AMMPA has an accreditation program that involves a two-day inspection, but the standards are set internally by the industry rather than by independent experts.
"Over thirty years of research on captive and free-ranging cetaceans has convinced me that dolphins and whales are particularly poorly suited for captivity. In particular, WAZA and AMMPA treat cetaceans as commodities as they buy, sell, trade, and imprison them. Relying on WAZA and AMMPA to protect the welfare of cetaceans is to deny cetaceans any real opportunities to thrive." – Toni Frohoff, Ph.D., Ethologist & Behavioral Biologist, Advancing Interspecies Science and Advocacy for Animals and Nature
- The average dolphin tank is 200,000 times smaller than their home range.
- In the wild, cetaceans can reach speeds as high as 30mph and dive from 1,600 – 3,000 ft deep.
- Dolphins are highly intelligent and have complex social norms.
- A dolphin will never be able to express their full range of natural behaviors in captivity.
- Captive whales and dolphins can be seen behaving stereotypically: circling or showing repetitive actions or laying inert near the surface of a tank (known as “logging”) for extended periods of time.
- Many species of whales and dolphins face shortened lives in captivity and suffer from numerous stress-related infections, broken teeth, aggression from tank mates, ulcers, and other ailments.
The sad truth is that fundamentally cetaceans will never thrive in captivity. There is no accreditation that can provide us with appropriate assurance.
A venue that offers swimming with captive dolphins or whale and dolphin shows will never be an ethical choice, no matter what accreditation it has.
“It’s time we recognize that the only, true reason we still keep these magnificent, large-brained and socially complex animals captive is for our entertainment; entertainment for the motive of making money, and lots of it.”—Maddalena Bearzi, President and co-founder of Ocean Conservation Society
Read the full open letter from 23 marine scientists to the travel industry.
The trade of wild animals
Dolphins and whales are just some of the wild animals suffering in the wildlife entertainment and tourism industry. This industry helps fuel the multibillion-dollar global trade in wildlife, where horrific conditions cause unimaginable suffering for animals.
Captured from the wild or intensively bred in captivity, the conditions in which wild animals are kept within the wildlife trade can cause immense suffering and stress.
The growth of global tourism has driven the trade of hundreds of thousands of wild animals used for entertainment. As individual tourists, we can stop fueling the demand for cruel wildlife venues—and together, we can take action to demand a global ban on the wild animal trade, forever.
The G20 has an opportunity and a responsibility to lead the world and bring an end to the global wildlife trade.

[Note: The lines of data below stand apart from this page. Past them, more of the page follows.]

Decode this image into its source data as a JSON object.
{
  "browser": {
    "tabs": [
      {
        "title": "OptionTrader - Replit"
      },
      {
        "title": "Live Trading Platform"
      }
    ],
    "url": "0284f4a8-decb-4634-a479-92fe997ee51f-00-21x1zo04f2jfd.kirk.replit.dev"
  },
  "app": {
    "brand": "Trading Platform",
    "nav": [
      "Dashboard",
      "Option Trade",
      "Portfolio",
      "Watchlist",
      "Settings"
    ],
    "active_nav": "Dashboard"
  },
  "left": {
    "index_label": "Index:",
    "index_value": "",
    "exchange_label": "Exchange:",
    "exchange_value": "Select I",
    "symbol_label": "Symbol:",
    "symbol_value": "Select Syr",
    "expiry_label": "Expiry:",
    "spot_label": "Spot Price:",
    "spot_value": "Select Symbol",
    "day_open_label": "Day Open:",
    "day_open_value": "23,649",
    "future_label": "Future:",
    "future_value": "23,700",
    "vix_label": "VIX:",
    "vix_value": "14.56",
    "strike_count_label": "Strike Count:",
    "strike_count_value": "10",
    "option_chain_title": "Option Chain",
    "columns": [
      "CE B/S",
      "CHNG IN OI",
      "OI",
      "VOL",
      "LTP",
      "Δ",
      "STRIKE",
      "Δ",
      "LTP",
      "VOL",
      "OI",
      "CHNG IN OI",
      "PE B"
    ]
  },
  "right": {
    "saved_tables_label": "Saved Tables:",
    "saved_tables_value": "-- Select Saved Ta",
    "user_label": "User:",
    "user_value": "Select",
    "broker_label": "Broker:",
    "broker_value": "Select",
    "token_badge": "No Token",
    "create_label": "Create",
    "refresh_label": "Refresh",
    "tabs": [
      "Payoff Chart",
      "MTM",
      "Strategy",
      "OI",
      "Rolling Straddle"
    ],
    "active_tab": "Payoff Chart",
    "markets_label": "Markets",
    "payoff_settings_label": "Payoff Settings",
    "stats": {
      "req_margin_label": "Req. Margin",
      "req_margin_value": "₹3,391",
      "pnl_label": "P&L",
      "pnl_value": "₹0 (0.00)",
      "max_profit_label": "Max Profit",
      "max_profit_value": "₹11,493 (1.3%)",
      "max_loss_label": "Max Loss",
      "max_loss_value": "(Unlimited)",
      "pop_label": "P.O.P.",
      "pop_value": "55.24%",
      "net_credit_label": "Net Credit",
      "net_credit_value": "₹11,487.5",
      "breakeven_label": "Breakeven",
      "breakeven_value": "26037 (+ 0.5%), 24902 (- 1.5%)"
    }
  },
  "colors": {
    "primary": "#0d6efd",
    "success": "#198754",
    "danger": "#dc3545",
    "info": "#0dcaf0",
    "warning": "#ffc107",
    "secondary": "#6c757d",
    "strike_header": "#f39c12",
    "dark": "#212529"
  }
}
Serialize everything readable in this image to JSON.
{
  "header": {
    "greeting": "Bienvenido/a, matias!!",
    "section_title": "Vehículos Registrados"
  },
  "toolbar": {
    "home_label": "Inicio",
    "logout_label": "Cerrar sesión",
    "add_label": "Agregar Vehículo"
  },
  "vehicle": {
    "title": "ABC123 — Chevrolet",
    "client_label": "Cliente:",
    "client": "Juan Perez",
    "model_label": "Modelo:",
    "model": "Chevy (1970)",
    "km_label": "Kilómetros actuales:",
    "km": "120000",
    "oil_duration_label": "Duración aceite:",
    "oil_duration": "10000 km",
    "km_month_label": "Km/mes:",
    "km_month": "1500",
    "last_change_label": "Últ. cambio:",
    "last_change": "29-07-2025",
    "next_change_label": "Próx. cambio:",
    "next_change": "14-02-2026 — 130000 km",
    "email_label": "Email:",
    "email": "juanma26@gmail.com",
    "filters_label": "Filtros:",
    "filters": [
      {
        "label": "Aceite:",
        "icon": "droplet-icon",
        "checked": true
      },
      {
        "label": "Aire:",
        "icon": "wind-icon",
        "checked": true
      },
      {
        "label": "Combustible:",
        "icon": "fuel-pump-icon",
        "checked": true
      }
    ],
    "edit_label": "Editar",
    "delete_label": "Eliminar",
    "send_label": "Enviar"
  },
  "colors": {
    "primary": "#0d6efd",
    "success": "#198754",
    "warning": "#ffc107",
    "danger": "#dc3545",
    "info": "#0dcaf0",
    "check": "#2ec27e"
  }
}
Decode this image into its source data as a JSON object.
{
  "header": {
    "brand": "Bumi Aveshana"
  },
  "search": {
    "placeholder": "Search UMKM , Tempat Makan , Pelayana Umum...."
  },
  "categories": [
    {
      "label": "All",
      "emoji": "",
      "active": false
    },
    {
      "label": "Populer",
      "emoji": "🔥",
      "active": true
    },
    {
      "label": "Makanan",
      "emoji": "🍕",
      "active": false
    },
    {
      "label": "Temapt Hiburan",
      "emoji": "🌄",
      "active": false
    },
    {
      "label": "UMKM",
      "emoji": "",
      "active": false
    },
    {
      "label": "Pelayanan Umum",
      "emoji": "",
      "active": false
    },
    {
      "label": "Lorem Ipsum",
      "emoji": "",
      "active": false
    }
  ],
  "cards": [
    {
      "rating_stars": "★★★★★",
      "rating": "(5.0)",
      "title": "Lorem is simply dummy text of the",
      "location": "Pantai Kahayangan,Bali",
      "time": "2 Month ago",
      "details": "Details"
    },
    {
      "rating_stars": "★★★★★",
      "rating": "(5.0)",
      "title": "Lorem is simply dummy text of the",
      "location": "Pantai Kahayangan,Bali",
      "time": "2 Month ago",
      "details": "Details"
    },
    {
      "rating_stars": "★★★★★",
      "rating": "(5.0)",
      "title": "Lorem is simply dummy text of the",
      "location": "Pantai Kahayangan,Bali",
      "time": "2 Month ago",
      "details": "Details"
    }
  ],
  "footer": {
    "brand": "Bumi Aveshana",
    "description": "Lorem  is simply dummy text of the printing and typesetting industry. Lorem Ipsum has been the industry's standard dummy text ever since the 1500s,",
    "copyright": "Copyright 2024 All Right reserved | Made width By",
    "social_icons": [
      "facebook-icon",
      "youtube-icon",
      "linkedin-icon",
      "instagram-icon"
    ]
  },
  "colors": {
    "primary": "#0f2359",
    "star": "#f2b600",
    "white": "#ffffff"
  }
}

Please sign our petition and join us in calling on the government to use the upcoming G20 meeting of world leaders to secure a global wildlife trade ban and end the import and export of wild animals and wild animal products into the US.